I had heard that the Yellow loop was actually harder than the Red loop, and after comparing the two, I think I agree.

At least with the Red loop you knew that after the first 3 miles of uphill, you got 3 miles of downhill. This one seemed to be never-ending uphill! You still end up getting to the same elevation, 9,050′ (per my Garmin), but after that, you have another hill to climb! 

I did like the Yellow loop though – it was long enough to get into a groove (even if that was walk a lot, run a little) but short enough not to feel like too much. The course also had a great totem pole welcoming you to a section of woods.

There was only one time when I wasn’t sure where the course went – we had been on a large dirt road and it kind of dead-ended into what looked like someone’s driveway. At first, I thought I was supposed to continue down the road, but then I saw the little yellow sign pointing me off-road through some high grass and onto a trail. 

The Yellow loop had some great views of the surrounding valleys and at one point, I could see some neon “grass” up ahead and I was very confused why we were so close to a golf course, until I realized that what I was looking at was actually a green water tower. That’s about the point that I realized that I could probably use some more sleep!

  • Mile 1 – 10:45
  • Mile 2 – 17:33
  • Mile 3 – 17:30
  • Mile 4 – 15:08
  • Last .42 – 9:40

My IT band and ankle were still hurting me on the last downhill section, but I knew I didn’t have to run any more after this leg, so I picked up the speed and came across the line flying!

Since I was the first runner for our team, all of the rest of our runners had to go before our team would finish. Starting with runner #3, we were allowed to double-up our runners so that runner #3 and runner #6 ran together on the Green loop, followed by runners #4 and #7 on the Yellow loop. It was during the Yellow loop where we had another lightning delay. Our runners were still on the course and since this was our next-to-last leg, we had a couple of options. No one was going to be allowed back on the course after 4:00pm, but if the lightning delay lifted before then, our final two runners could run together on the Red leg, but their time would not count for our overall team time. Instead, they were technically “skipped” and our team was finished when our runners on the Yellow loop came in. Soon enough, runners #3 and #6 came in and we got our official team photo and our medals.
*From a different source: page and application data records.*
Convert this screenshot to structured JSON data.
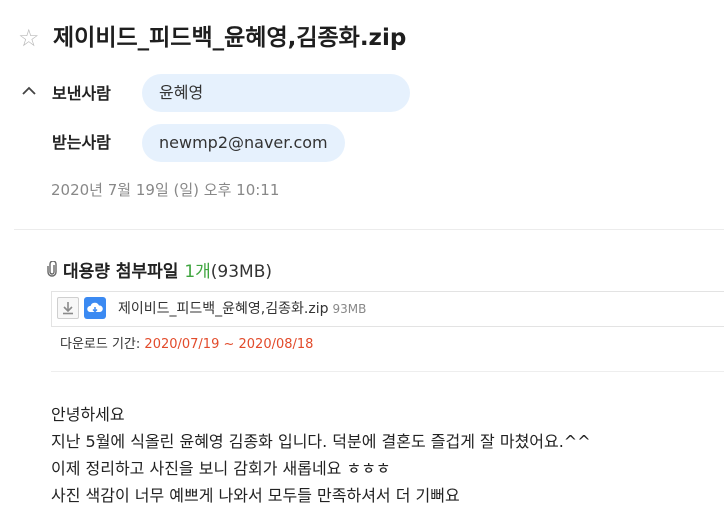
{
  "mail": {
    "subject": "제이비드_피드백_윤혜영,김종화.zip",
    "sender_label": "보낸사람",
    "sender_name": "윤혜영",
    "recipient_label": "받는사람",
    "recipient_email": "newmp2@naver.com",
    "date": "2020년 7월 19일 (일) 오후 10:11"
  },
  "attachment": {
    "title": "대용량 첨부파일",
    "count": "1개",
    "total_size": "(93MB)",
    "file_name": "제이비드_피드백_윤혜영,김종화.zip",
    "file_size": "93MB",
    "period_label": "다운로드 기간:",
    "period_range": "2020/07/19 ~ 2020/08/18"
  },
  "body_lines": [
    "안녕하세요",
    "지난 5월에 식올린 윤혜영 김종화 입니다. 덕분에 결혼도 즐겁게 잘 마쳤어요.^^",
    "이제 정리하고 사진을 보니 감회가 새롭네요 ㅎㅎㅎ",
    "사진 색감이 너무 예쁘게 나와서 모두들 만족하셔서 더 기뻐요"
  ],
  "icons": {
    "star": "star-outline-icon",
    "collapse": "chevron-up-icon",
    "clip": "paperclip-icon",
    "download": "download-icon",
    "cloud": "cloud-save-icon"
  },
  "colors": {
    "pill_bg": "#e6f1fd",
    "count_green": "#3fa53f",
    "period_red": "#e24b2b",
    "cloud_blue": "#3b8af2"
  }
}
Our last runners still wanted to run their last leg, so while we waited for the lightning ban to be lifted, we tore down our campsite, which had started to blow away during the last bought of wind and rain.

Once the runners were off, we all headed back to the house to get warm, change and then we headed back to the village to cheer our final runners in. While we were waiting, we realized that we were one of the last teams on the course and the village was virtually deserted with the exception of one other team and all of the Ragnar employees. Someone must have liked country, because the music was all country while we were waiting and I got to serenade my teammates to “Friends in Low Places” while wearing my new Avex trucker hat with a long-sleeve shirt over my shoulders. For some reason this was apparently very funny. It’s too bad no one got a picture of that! We did, however, get some pictures of people crossing the finish line who we missed earlier due to the weather – here’s Kayla (runner #3) coming in…

We officially finished the race in 29:09:06 and came in 55th place in the regular open mixed division. Coming into this race, I was the only one who had done a relay race before and several members hadn’t run trail races before they started training for this race, so I think it was a great experience for everyone. As always when people are tired, hungry and kept in close quarters for long periods of time, we all had our moments when we needed our space, but overall, I think the team responded to all of the challenges thrown our way and I’m pretty sure I’ve convinced them to try out more relay races!